It is explained in Chapter Forty One that Edmund has been in London for a week and Fanny has still not heard from him. She has been in Portsmouth for nearly four weeks now and Mr Crawford comes to visit. She is discomposed, but remembers to introduce him to the family as ‘William’s friend’.
He talks for a while and moves on to mention taking a walk. Ten minutes later Fanny finds herself out with Susan and Mr Crawford. It is ‘pain upon pain’ when they encounter their father and Fanny is obliged to introduce them to each other. Her father is civil, to her relief, and they all walk to the dockyards on Mr Price’s behest.
When Mr Crawford, Susan and Fanny are alone, he speaks of his business in Norfolk and how he has been helping people. This is ‘well aimed’ at Fanny until he refers to having a friend and guide to help him at Everingham.
He turns the conversation to Mansfield Park when he perceives he has said enough about Everingham, and he could not have chosen better. When he and Fanny have a minute alone, he tells her she is the only reason he has come to Portsmouth. She is relieved when he declines her father’s invitation to dinner as he has been brought up ‘in a school of luxury and epicurism’.
Mr Crawford joins them in church the next day in Chapter Forty Two and when they take a walk later ‘somehow or other’ he is walking between the Miss Prices with an arm under each of his. He says Fanny needs the free air of the country before the end of two months when she is expected to return to Mansfield Park. He says she just has to let him and his sister know if she wishes to return sooner and they will take her back.
Analysis – Chapter Forty, Chapter Forty One and Chapter Forty Two

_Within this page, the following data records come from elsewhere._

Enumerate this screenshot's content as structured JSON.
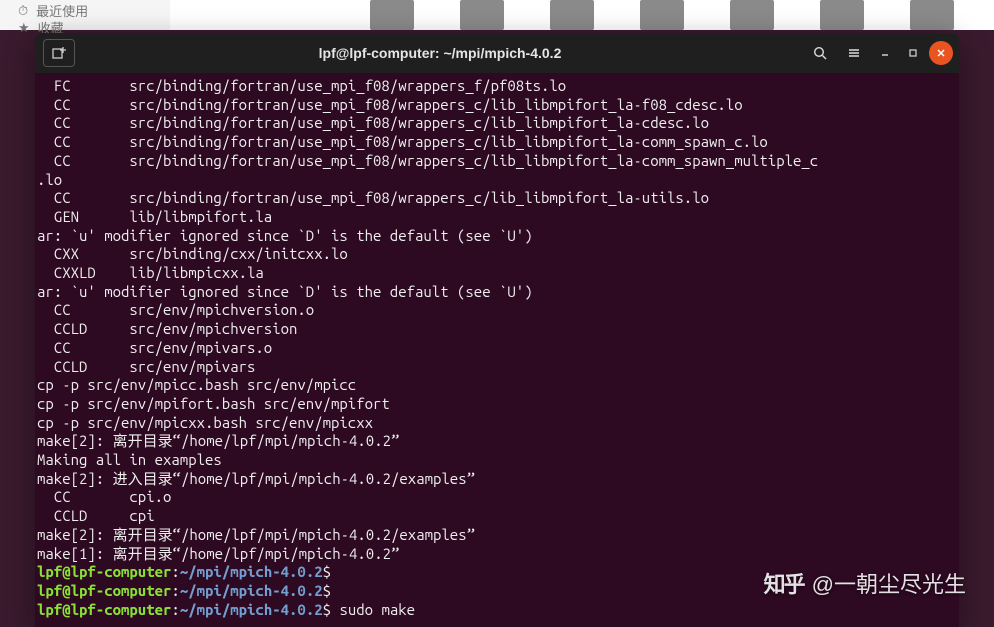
{
  "bg": {
    "sidebar": {
      "recent": "最近使用",
      "fav": "收藏"
    }
  },
  "titlebar": {
    "title": "lpf@lpf-computer: ~/mpi/mpich-4.0.2",
    "newtab_icon": "new-tab-icon",
    "search_icon": "search-icon",
    "menu_icon": "menu-icon",
    "min_icon": "minimize-icon",
    "max_icon": "maximize-icon",
    "close_icon": "close-icon"
  },
  "term": {
    "lines": [
      "  FC       src/binding/fortran/use_mpi_f08/wrappers_f/pf08ts.lo",
      "  CC       src/binding/fortran/use_mpi_f08/wrappers_c/lib_libmpifort_la-f08_cdesc.lo",
      "  CC       src/binding/fortran/use_mpi_f08/wrappers_c/lib_libmpifort_la-cdesc.lo",
      "  CC       src/binding/fortran/use_mpi_f08/wrappers_c/lib_libmpifort_la-comm_spawn_c.lo",
      "  CC       src/binding/fortran/use_mpi_f08/wrappers_c/lib_libmpifort_la-comm_spawn_multiple_c",
      ".lo",
      "  CC       src/binding/fortran/use_mpi_f08/wrappers_c/lib_libmpifort_la-utils.lo",
      "  GEN      lib/libmpifort.la",
      "ar: `u' modifier ignored since `D' is the default (see `U')",
      "  CXX      src/binding/cxx/initcxx.lo",
      "  CXXLD    lib/libmpicxx.la",
      "ar: `u' modifier ignored since `D' is the default (see `U')",
      "  CC       src/env/mpichversion.o",
      "  CCLD     src/env/mpichversion",
      "  CC       src/env/mpivars.o",
      "  CCLD     src/env/mpivars",
      "cp -p src/env/mpicc.bash src/env/mpicc",
      "cp -p src/env/mpifort.bash src/env/mpifort",
      "cp -p src/env/mpicxx.bash src/env/mpicxx",
      "make[2]: 离开目录“/home/lpf/mpi/mpich-4.0.2”",
      "Making all in examples",
      "make[2]: 进入目录“/home/lpf/mpi/mpich-4.0.2/examples”",
      "  CC       cpi.o",
      "  CCLD     cpi",
      "make[2]: 离开目录“/home/lpf/mpi/mpich-4.0.2/examples”",
      "make[1]: 离开目录“/home/lpf/mpi/mpich-4.0.2”"
    ],
    "prompt": {
      "user_host": "lpf@lpf-computer",
      "sep1": ":",
      "path": "~/mpi/mpich-4.0.2",
      "sigil": "$"
    },
    "cmd3": "sudo make"
  },
  "watermark": {
    "logo": "知乎",
    "author": "@一朝尘尽光生"
  }
}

Mr Crawford persists in his apparent love for Fanny and it is she rather than he that is perturbed at his arrival. Her comparative lack of wealth is seen to be an embarrassment for her; he, however, remains composed and possibly more open-minded to her home environment. As one who has been taught by Mr Norris to think in hierarchical terms, it is evident that she has learned well as she too looks askance at the family she was born into.